Sensing range is the mechanical distance where a target approaching the sensor face axially causes the output to switch.

Our datasheets specify 3 different detection distances.

  • Sensing range refers to the nominal range defined during development and is based on a target of some standard size and material.
  • Real sensing range takes into account component deviations at room temperature and is at worst 90% of the nominal sensing range.
  • Operating distance also takes into account switch point drift due to humidity, elevated temperature, etc. and it is at worst 90% of the real sensing range. This is the distance that should be evaluated if sensing distance is critical.

 

In practice, targets are rarely the standard size and shape used to specify the nominal sensing range. The influence of target size is shown below.

 

Less common than target size is target shape. The images below show the general influence of shape. It is difficult to provide a correction factor based on shape, so testing should be conducted when the sensing distance is critical.

 

Finally, the major contributor to the sensing range influence is the dielectric constant of the target.  With capacitive level sensors, the higher the dielectric constant, the easier the material is to detect. As a general rule of thumb, if the dielectric constant is > 2, the material should be detectable. The following is a general guideline of dielectric constants for some materials. This information is provided for reference only.
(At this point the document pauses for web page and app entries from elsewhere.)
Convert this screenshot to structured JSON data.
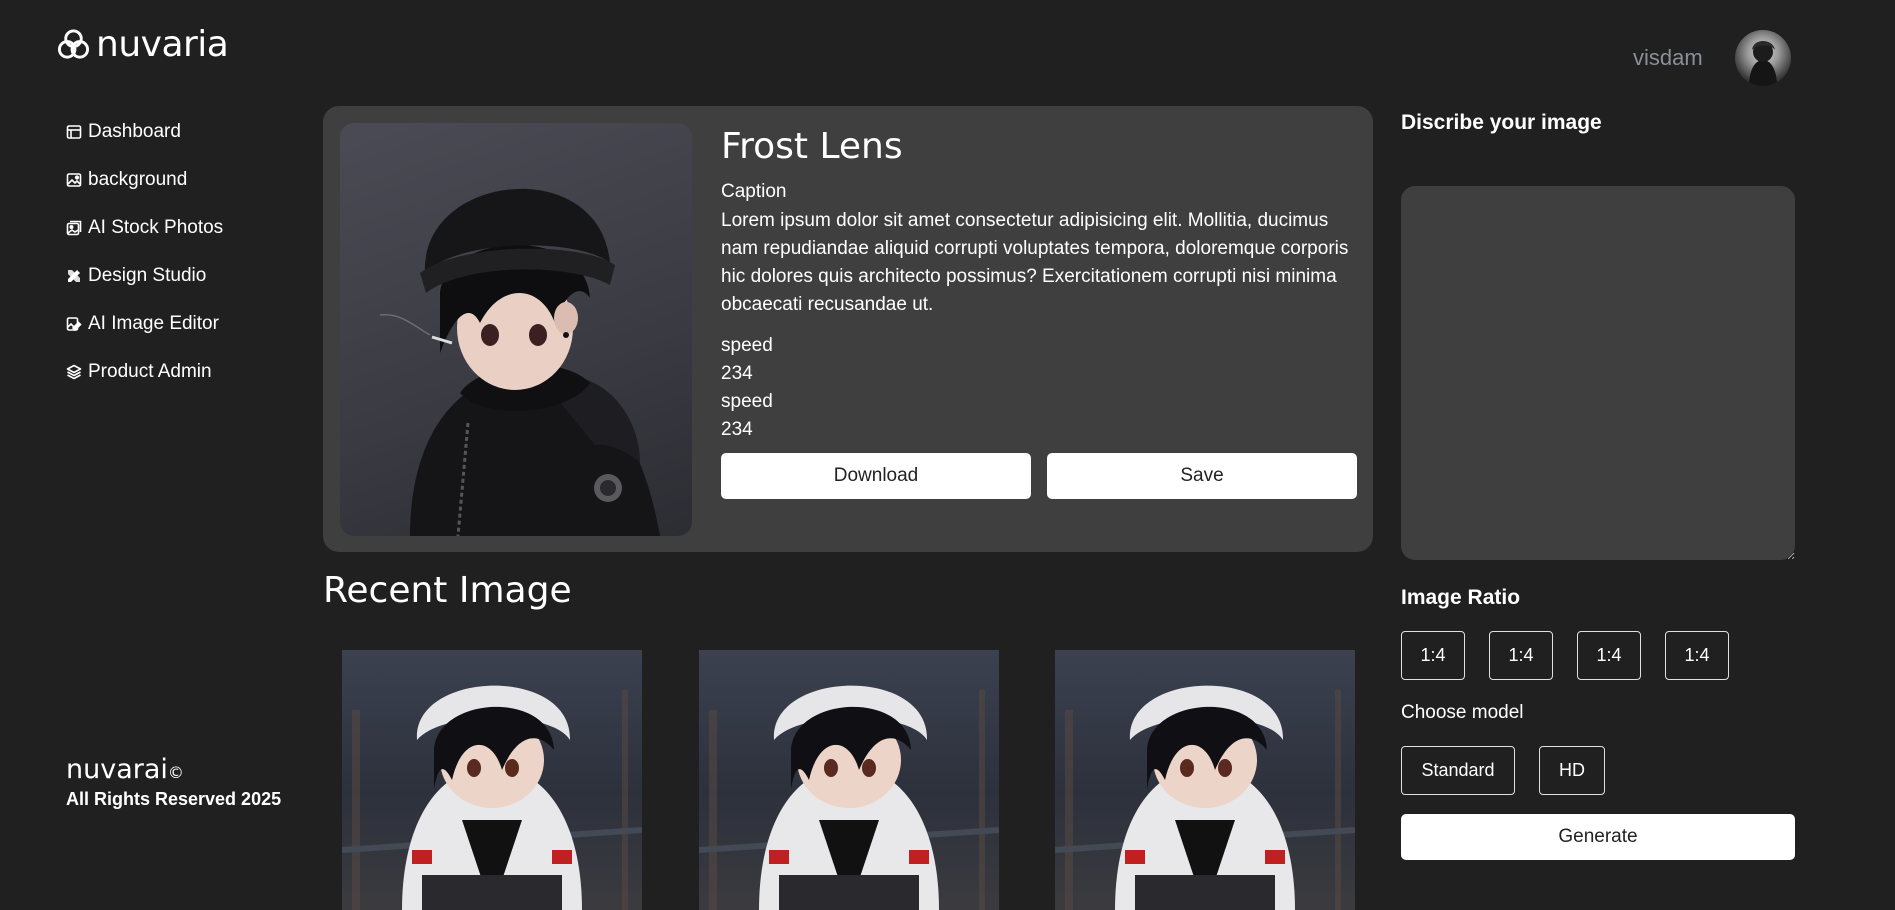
{
  "brand": {
    "name": "nuvaria",
    "logo_icon": "three-circles-logo-icon"
  },
  "sidebar": {
    "items": [
      {
        "label": "Dashboard",
        "icon": "dashboard-icon"
      },
      {
        "label": "background",
        "icon": "image-edit-icon"
      },
      {
        "label": "AI Stock Photos",
        "icon": "photo-stack-icon"
      },
      {
        "label": "Design Studio",
        "icon": "design-tools-icon"
      },
      {
        "label": "AI Image Editor",
        "icon": "image-editor-icon"
      },
      {
        "label": "Product Admin",
        "icon": "layers-icon"
      }
    ]
  },
  "footer": {
    "brand": "nuvarai",
    "copyright_symbol": "©",
    "rights": "All Rights Reserved 2025"
  },
  "header": {
    "username": "visdam"
  },
  "featured": {
    "title": "Frost Lens",
    "caption_label": "Caption",
    "caption": "Lorem ipsum dolor sit amet consectetur adipisicing elit. Mollitia, ducimus nam repudiandae aliquid corrupti voluptates tempora, doloremque corporis hic dolores quis architecto possimus? Exercitationem corrupti nisi minima obcaecati recusandae ut.",
    "stats": [
      {
        "label": "speed",
        "value": "234"
      },
      {
        "label": "speed",
        "value": "234"
      }
    ],
    "download_label": "Download",
    "save_label": "Save"
  },
  "recent": {
    "title": "Recent Image",
    "count": 3
  },
  "panel": {
    "describe_label": "Discribe your image",
    "prompt_value": "",
    "ratio_label": "Image Ratio",
    "ratios": [
      "1:4",
      "1:4",
      "1:4",
      "1:4"
    ],
    "model_label": "Choose model",
    "models": [
      "Standard",
      "HD"
    ],
    "generate_label": "Generate"
  },
  "colors": {
    "background": "#202020",
    "card": "#3f3f3f",
    "muted_text": "#8a8f98",
    "button": "#ffffff"
  }
}
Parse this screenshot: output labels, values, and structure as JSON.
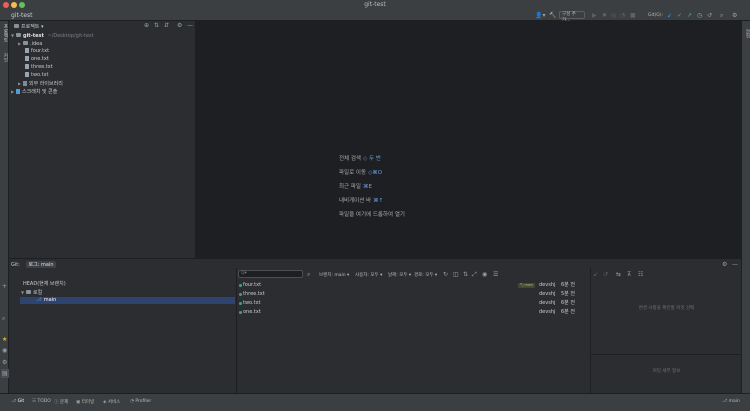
{
  "window": {
    "title": "git-test"
  },
  "navbar": {
    "project": "git-test",
    "config_label": "구성 추가...",
    "git_label": "Git(G):"
  },
  "left_strip": {
    "project_label": "프로젝트",
    "commit_label": "커밋"
  },
  "project_panel": {
    "title": "프로젝트",
    "root_name": "git-test",
    "root_path": "~/Desktop/git-test",
    "items": [
      {
        "label": ".idea",
        "kind": "folder"
      },
      {
        "label": "four.txt",
        "kind": "file"
      },
      {
        "label": "one.txt",
        "kind": "file"
      },
      {
        "label": "three.txt",
        "kind": "file"
      },
      {
        "label": "two.txt",
        "kind": "file"
      }
    ],
    "external_libs": "외부 라이브러리",
    "scratches": "스크래치 및 콘솔"
  },
  "editor": {
    "hints": [
      {
        "label": "전체 검색",
        "key": "◇ 두 번"
      },
      {
        "label": "파일로 이동",
        "key": "◇⌘O"
      },
      {
        "label": "최근 파일",
        "key": "⌘E"
      },
      {
        "label": "내비게이션 바",
        "key": "⌘↑"
      },
      {
        "label": "파일을 여기에 드롭하여 열기",
        "key": ""
      }
    ]
  },
  "git_panel": {
    "tab_git": "Git:",
    "tab_log": "로그: main",
    "branches": {
      "head": "HEAD(현재 브랜치)",
      "local_group": "로컬",
      "local_branch": "main"
    },
    "filter_placeholder": "Q▾",
    "filters": [
      "브랜치: main ▾",
      "사용자: 모두 ▾",
      "날짜: 모두 ▾",
      "경로: 모두 ▾"
    ],
    "branch_tag": "main",
    "commits": [
      {
        "message": "four.txt",
        "author": "devshj",
        "date": "6분 전"
      },
      {
        "message": "three.txt",
        "author": "devshj",
        "date": "5분 전"
      },
      {
        "message": "two.txt",
        "author": "devshj",
        "date": "6분 전"
      },
      {
        "message": "one.txt",
        "author": "devshj",
        "date": "6분 전"
      }
    ],
    "detail_empty": "변경 사항을 확인할 커밋 선택",
    "detail_info": "커밋 세부 정보"
  },
  "right_strip": {
    "label": "알림"
  },
  "status_bar": {
    "tabs": [
      "Git",
      "TODO",
      "문제",
      "터미널",
      "서비스",
      "Profiler"
    ],
    "branch": "main"
  }
}
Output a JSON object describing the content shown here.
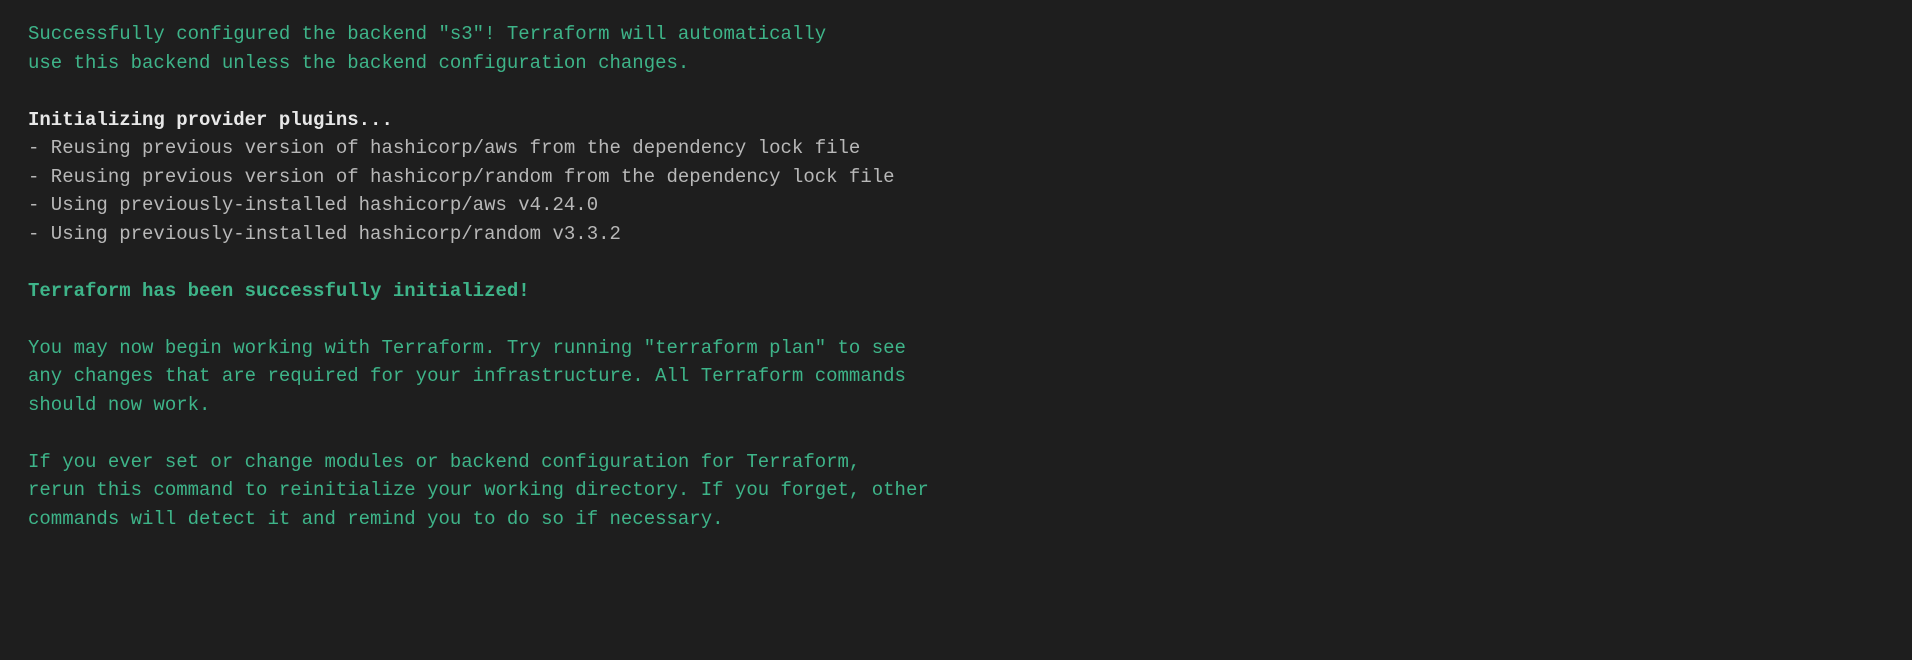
{
  "terminal": {
    "backend_msg_line1": "Successfully configured the backend \"s3\"! Terraform will automatically",
    "backend_msg_line2": "use this backend unless the backend configuration changes.",
    "init_plugins_header": "Initializing provider plugins...",
    "plugin_lines": [
      "- Reusing previous version of hashicorp/aws from the dependency lock file",
      "- Reusing previous version of hashicorp/random from the dependency lock file",
      "- Using previously-installed hashicorp/aws v4.24.0",
      "- Using previously-installed hashicorp/random v3.3.2"
    ],
    "success_header": "Terraform has been successfully initialized!",
    "advice_line1": "You may now begin working with Terraform. Try running \"terraform plan\" to see",
    "advice_line2": "any changes that are required for your infrastructure. All Terraform commands",
    "advice_line3": "should now work.",
    "advice_line4": "If you ever set or change modules or backend configuration for Terraform,",
    "advice_line5": "rerun this command to reinitialize your working directory. If you forget, other",
    "advice_line6": "commands will detect it and remind you to do so if necessary."
  }
}
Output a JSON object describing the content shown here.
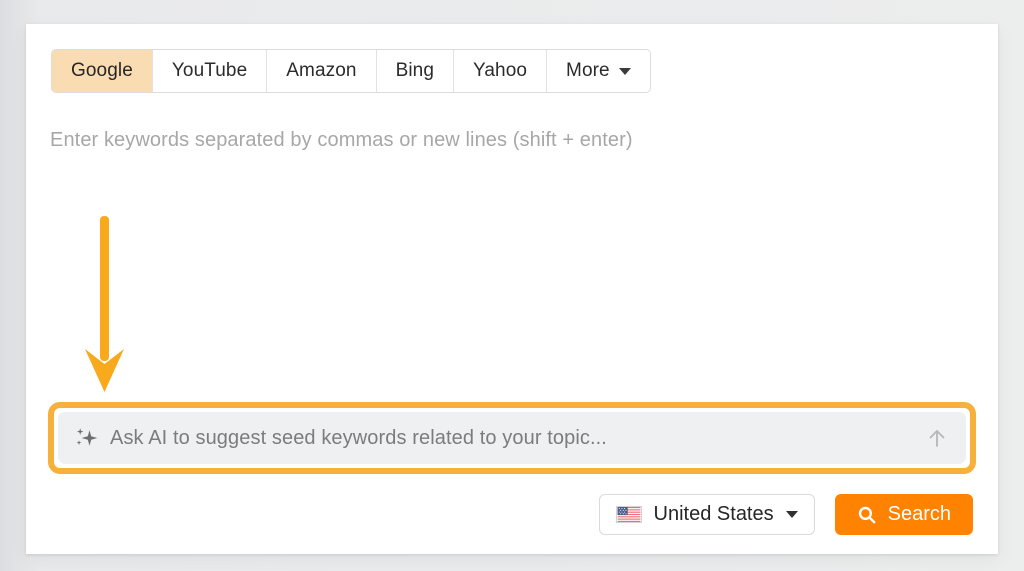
{
  "colors": {
    "page_background": "#e9eaec",
    "card_background": "#ffffff",
    "active_tab_background": "#fadcb3",
    "highlight_border": "#f7b03a",
    "annotation_arrow": "#f8a91c",
    "search_button": "#ff8200",
    "ai_input_background": "#eff0f1",
    "placeholder_text": "#a7a7a7"
  },
  "engine_tabs": {
    "items": [
      {
        "label": "Google",
        "active": true,
        "icon": ""
      },
      {
        "label": "YouTube",
        "active": false,
        "icon": ""
      },
      {
        "label": "Amazon",
        "active": false,
        "icon": ""
      },
      {
        "label": "Bing",
        "active": false,
        "icon": ""
      },
      {
        "label": "Yahoo",
        "active": false,
        "icon": ""
      },
      {
        "label": "More",
        "active": false,
        "icon": "chevron-down-icon"
      }
    ]
  },
  "keywords_field": {
    "value": "",
    "placeholder": "Enter keywords separated by commas or new lines (shift + enter)"
  },
  "annotation": {
    "arrow": "down-arrow-annotation",
    "direction": "down"
  },
  "ai_bar": {
    "sparkle_icon": "ai-sparkle-icon",
    "value": "",
    "placeholder": "Ask AI to suggest seed keywords related to your topic...",
    "submit_icon": "arrow-up-icon",
    "highlighted": true
  },
  "controls": {
    "country": {
      "label": "United States",
      "flag_icon": "us-flag-icon",
      "caret_icon": "chevron-down-icon"
    },
    "search": {
      "label": "Search",
      "icon": "search-icon"
    }
  }
}
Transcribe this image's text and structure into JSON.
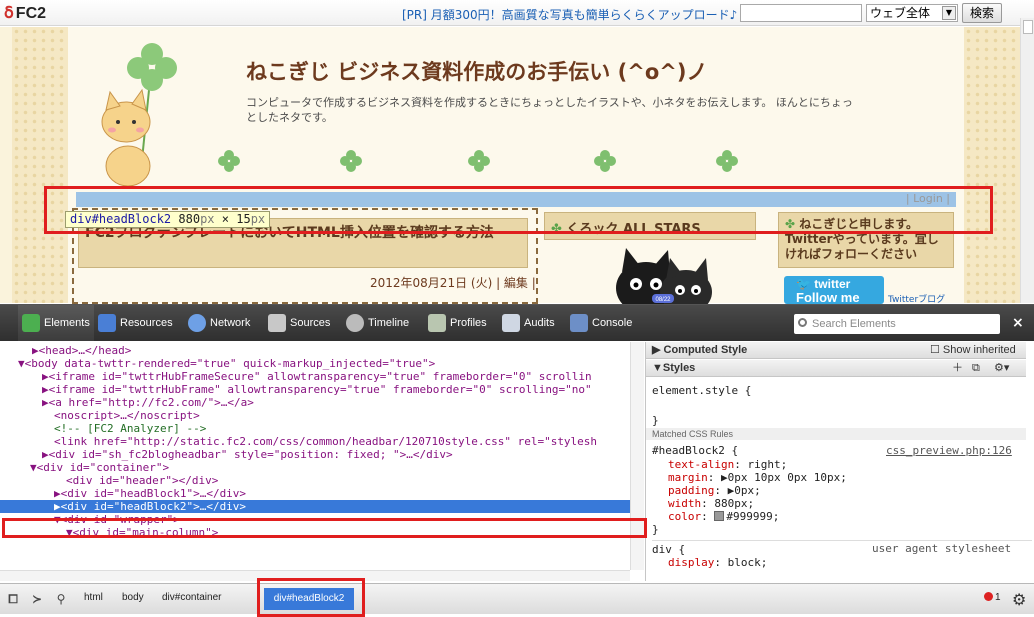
{
  "fc2bar": {
    "logo": "FC2",
    "ad_text": "[PR] 月額300円！高画質な写真も簡単らくらくアップロード♪",
    "scope_select": "ウェブ全体",
    "search_button": "検索"
  },
  "blog": {
    "title": "ねこぎじ ビジネス資料作成のお手伝い (^o^)ノ",
    "description": "コンピュータで作成するビジネス資料を作成するときにちょっとしたイラストや、小ネタをお伝えします。 ほんとにちょっとしたネタです。",
    "login_link": "| Login |",
    "inspect_tooltip": {
      "tag": "div#headBlock2",
      "width": "880",
      "height": "15",
      "unit": "px",
      "times": "×"
    },
    "post_title": "FC2ブログテンプレートにおいてHTML挿入位置を確認する方法",
    "post_date": "2012年08月21日 (火) | 編集 |",
    "mid_heading": "くろック ALL STARS",
    "right_heading": "ねこぎじと申します。Twitterやっています。宜しければフォローください",
    "twitter_button": {
      "logo": "twitter",
      "label": "Follow me"
    },
    "twitter_link": "Twitterブログ",
    "cats_badge": "08/22"
  },
  "devtools": {
    "tabs": [
      {
        "label": "Elements",
        "icon": "elements-icon"
      },
      {
        "label": "Resources",
        "icon": "resources-icon"
      },
      {
        "label": "Network",
        "icon": "network-icon"
      },
      {
        "label": "Sources",
        "icon": "sources-icon"
      },
      {
        "label": "Timeline",
        "icon": "timeline-icon"
      },
      {
        "label": "Profiles",
        "icon": "profiles-icon"
      },
      {
        "label": "Audits",
        "icon": "audits-icon"
      },
      {
        "label": "Console",
        "icon": "console-icon"
      }
    ],
    "search_placeholder": "Search Elements",
    "close": "×",
    "dom_lines": [
      "▶<head>…</head>",
      "▼<body data-twttr-rendered=\"true\" quick-markup_injected=\"true\">",
      "▶<iframe id=\"twttrHubFrameSecure\" allowtransparency=\"true\" frameborder=\"0\" scrollin",
      "▶<iframe id=\"twttrHubFrame\" allowtransparency=\"true\" frameborder=\"0\" scrolling=\"no\"",
      "▶<a href=\"http://fc2.com/\">…</a>",
      "<noscript>…</noscript>",
      "<!-- [FC2 Analyzer] -->",
      "<link href=\"http://static.fc2.com/css/common/headbar/120710style.css\" rel=\"stylesh",
      "▶<div id=\"sh_fc2blogheadbar\" style=\"position: fixed; \">…</div>",
      "▼<div id=\"container\">",
      "<div id=\"header\"></div>",
      "▶<div id=\"headBlock1\">…</div>",
      "▶<div id=\"headBlock2\">…</div>",
      "▼<div id=\"wrapper\">",
      "▼<div id=\"main-column\">"
    ],
    "styles": {
      "computed_header": "Computed Style",
      "show_inherited": "Show inherited",
      "styles_header": "Styles",
      "element_style": "element.style {",
      "element_style_close": "}",
      "matched_rules": "Matched CSS Rules",
      "rule_selector": "#headBlock2 {",
      "rule_source": "css_preview.php:126",
      "props": [
        {
          "name": "text-align",
          "value": "right;"
        },
        {
          "name": "margin",
          "value": "▶0px 10px 0px 10px;"
        },
        {
          "name": "padding",
          "value": "▶0px;"
        },
        {
          "name": "width",
          "value": "880px;"
        },
        {
          "name": "color",
          "value": "#999999;"
        }
      ],
      "rule_close": "}",
      "ua_selector": "div {",
      "ua_source": "user agent stylesheet",
      "ua_prop": {
        "name": "display",
        "value": "block;"
      }
    },
    "breadcrumbs": [
      "html",
      "body",
      "div#container"
    ],
    "active_crumb": "div#headBlock2",
    "error_count": "1",
    "gear_symbol": "⚙"
  }
}
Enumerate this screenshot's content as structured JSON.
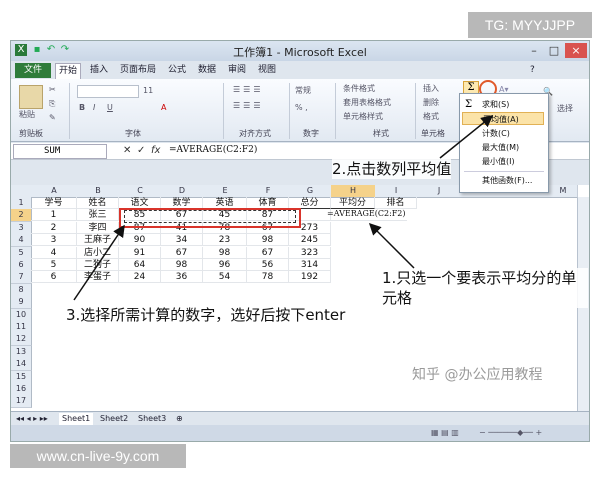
{
  "watermarks": {
    "top_right": "TG: MYYJJPP",
    "bottom_left": "www.cn-live-9y.com",
    "zhihu": "知乎 @办公应用教程"
  },
  "window": {
    "title": "工作簿1 - Microsoft Excel"
  },
  "ribbon": {
    "tabs": [
      "文件",
      "开始",
      "插入",
      "页面布局",
      "公式",
      "数据",
      "审阅",
      "视图"
    ],
    "groups": {
      "clipboard": "剪贴板",
      "font": "字体",
      "alignment": "对齐方式",
      "number": "数字",
      "styles": "样式",
      "cells": "单元格"
    },
    "paste_label": "粘贴",
    "font_size": "11",
    "number_format": "常规",
    "styles_items": [
      "条件格式",
      "套用表格格式",
      "单元格样式"
    ],
    "cells_items": [
      "插入",
      "删除",
      "格式"
    ],
    "select_label": "选择",
    "autosum_symbol": "Σ"
  },
  "formula_bar": {
    "name_box": "SUM",
    "formula": "=AVERAGE(C2:F2)"
  },
  "columns": [
    "A",
    "B",
    "C",
    "D",
    "E",
    "F",
    "G",
    "H",
    "I",
    "J",
    "K",
    "L",
    "M"
  ],
  "rows": [
    "1",
    "2",
    "3",
    "4",
    "5",
    "6",
    "7",
    "8",
    "9",
    "10",
    "11",
    "12",
    "13",
    "14",
    "15",
    "16",
    "17"
  ],
  "table": {
    "headers": [
      "学号",
      "姓名",
      "语文",
      "数学",
      "英语",
      "体育",
      "总分",
      "平均分",
      "排名"
    ],
    "data": [
      [
        "1",
        "张三",
        "85",
        "67",
        "45",
        "87",
        "",
        "=AVERAGE(C2:F2)"
      ],
      [
        "2",
        "李四",
        "87",
        "41",
        "78",
        "67",
        "273"
      ],
      [
        "3",
        "王麻子",
        "90",
        "34",
        "23",
        "98",
        "245"
      ],
      [
        "4",
        "店小二",
        "91",
        "67",
        "98",
        "67",
        "323"
      ],
      [
        "5",
        "二狗子",
        "64",
        "98",
        "96",
        "56",
        "314"
      ],
      [
        "6",
        "李蛋子",
        "24",
        "36",
        "54",
        "78",
        "192"
      ]
    ]
  },
  "sheets": [
    "Sheet1",
    "Sheet2",
    "Sheet3"
  ],
  "autosum_menu": {
    "items": [
      "求和(S)",
      "平均值(A)",
      "计数(C)",
      "最大值(M)",
      "最小值(I)",
      "其他函数(F)..."
    ],
    "highlighted": 1
  },
  "annotations": {
    "step1": "1.只选一个要表示平均分的单元格",
    "step2": "2.点击数列平均值",
    "step3": "3.选择所需计算的数字，选好后按下enter"
  },
  "colors": {
    "accent": "#2f7c3a",
    "highlight": "#d9342b",
    "selection": "#f5d28a"
  }
}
Capacitive sensors for level detection

For successful level detection using capacitive sensors, make sure:

  • The vessel wall is non-metal
  • The vessel wall is less than ¼” – ½” thick
  • There is no metal in the immediate vicinity of the sensor
  • The sensing face is placed directly on the vessel wall
  • Both the sensor and the vessel are grounded at the same potential
Diagram of tanks with capacitive point level sensors for high and low level particulate and/or liquid detection